Carrying that motivation forward, Evans, Claridge and others are working to establish a mentorship group in Kodiak, to encourage further education, support, and an overall sense of belonging for the LGBTQIAP+ young people and allies that live there.
“We’re planning events intended to be simple and fun,” said Evans. “We’re looking at easy hikes, coffee meet and greets, and game nights, to create positive spaces where our youth can come as their authentic selves and feel comfortable to exist without judgement.
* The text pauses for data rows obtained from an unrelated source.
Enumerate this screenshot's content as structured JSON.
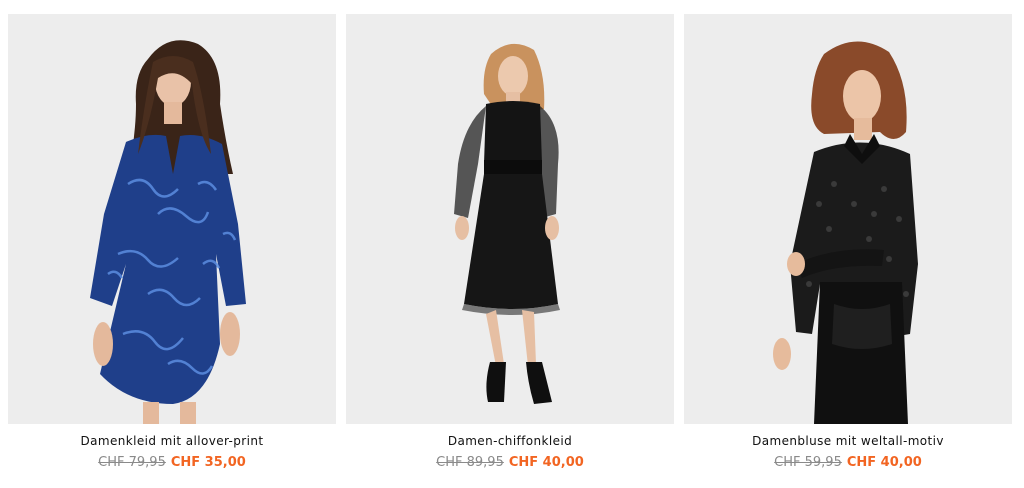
{
  "products": [
    {
      "name": "Damenkleid mit allover-print",
      "old_price": "CHF 79,95",
      "new_price": "CHF 35,00",
      "image": "woman-blue-patterned-dress"
    },
    {
      "name": "Damen-chiffonkleid",
      "old_price": "CHF 89,95",
      "new_price": "CHF 40,00",
      "image": "woman-black-chiffon-dress"
    },
    {
      "name": "Damenbluse mit weltall-motiv",
      "old_price": "CHF 59,95",
      "new_price": "CHF 40,00",
      "image": "woman-black-blouse-leather-skirt"
    }
  ],
  "colors": {
    "sale": "#f26522",
    "old_price": "#8a8a8a",
    "photo_bg": "#ededed",
    "text": "#111111"
  }
}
In creating this mentorship program, I hope we can create something that lasts long after we have departed our respective Coast Guard assignments here in Alaska.”
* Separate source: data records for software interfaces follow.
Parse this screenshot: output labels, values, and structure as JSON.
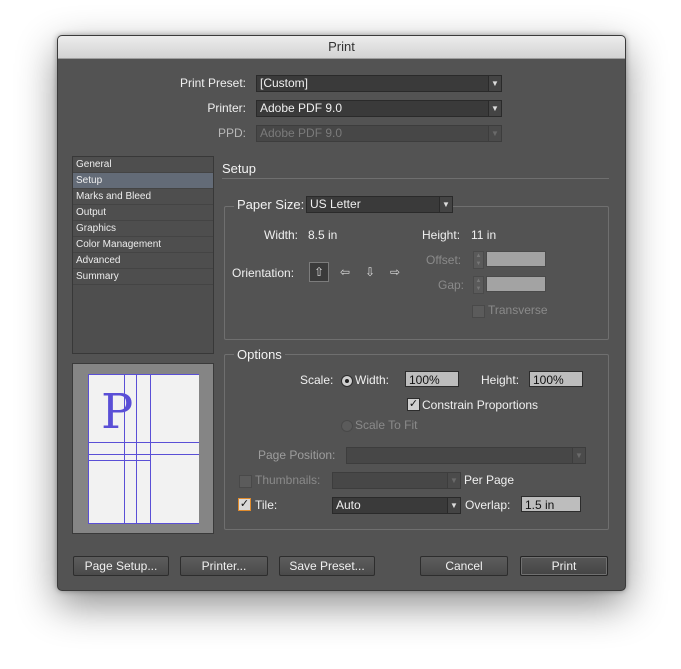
{
  "window": {
    "title": "Print"
  },
  "top": {
    "preset_label": "Print Preset:",
    "preset_value": "[Custom]",
    "printer_label": "Printer:",
    "printer_value": "Adobe PDF 9.0",
    "ppd_label": "PPD:",
    "ppd_value": "Adobe PDF 9.0"
  },
  "sidebar": {
    "items": [
      "General",
      "Setup",
      "Marks and Bleed",
      "Output",
      "Graphics",
      "Color Management",
      "Advanced",
      "Summary"
    ],
    "selected": "Setup"
  },
  "setup": {
    "heading": "Setup",
    "paper_size_label": "Paper Size:",
    "paper_size_value": "US Letter",
    "width_label": "Width:",
    "width_value": "8.5 in",
    "height_label": "Height:",
    "height_value": "11 in",
    "orientation_label": "Orientation:",
    "offset_label": "Offset:",
    "gap_label": "Gap:",
    "transverse_label": "Transverse"
  },
  "preview": {
    "glyph": "P"
  },
  "options": {
    "legend": "Options",
    "scale_label": "Scale:",
    "width_label": "Width:",
    "width_value": "100%",
    "height_label": "Height:",
    "height_value": "100%",
    "constrain_label": "Constrain Proportions",
    "scale_to_fit_label": "Scale To Fit",
    "page_position_label": "Page Position:",
    "thumbnails_label": "Thumbnails:",
    "per_page_label": "Per Page",
    "tile_label": "Tile:",
    "tile_value": "Auto",
    "overlap_label": "Overlap:",
    "overlap_value": "1.5 in"
  },
  "buttons": {
    "page_setup": "Page Setup...",
    "printer": "Printer...",
    "save_preset": "Save Preset...",
    "cancel": "Cancel",
    "print": "Print"
  },
  "icons": {
    "dropdown": "dropdown-arrow-icon",
    "checkmark": "checkmark-icon",
    "spin": "spin-arrows-icon",
    "orientation": [
      "portrait-icon",
      "landscape-icon",
      "reverse-portrait-icon",
      "reverse-landscape-icon"
    ]
  },
  "colors": {
    "dialog_bg": "#535353",
    "selection": "#636b77",
    "guide_lines": "#5a4fd6",
    "tile_checkbox_focus": "#e08b2c"
  }
}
Spectrum co-founders agree the key to changing more hearts and minds of Coast Guard members and others lies with what are known in the LGBTQIAP+ community as “allies and advocates.” Allies are friends and supporters of the LGBTQIAP+ community and advocates are those who take action toward ending their oppression.
“Too often, those who are oppressed are the ones advocating to end the oppression,” said original Spectrum co-founder Tvrdy. “This is not effective and can even be detrimental to those individuals and their cause without support from people not directly impacted by the oppression.”
“Everyone plays a role in defeating hate and building environments where all people can thrive,” said Spectrum co-founder, Young-McLear. “This cannot solely be the burden of those who are already marginalized or harmed.”
Perhaps the Northern Lights Chapter’s greatest ally and advocate is Rear Adm. Nathan A. Moore, Coast Guard 17th District commander, who said he was proud when he reported in late April, to see his people headed in the right direction.
“Creating and sustaining a culture of respect, with an emphasis on diversity and inclusion is one of the Coast Guard’s top mission priorities,” said Moore. “Our service enthusiastically embraces all members without regard to race, color, national origin, religion, sex, gender identity or sexual orientation. I’m a proud ally and advocate for our LGBTQIAP+ members here in Alaska, and look forward to all that we’ll achieve here together.”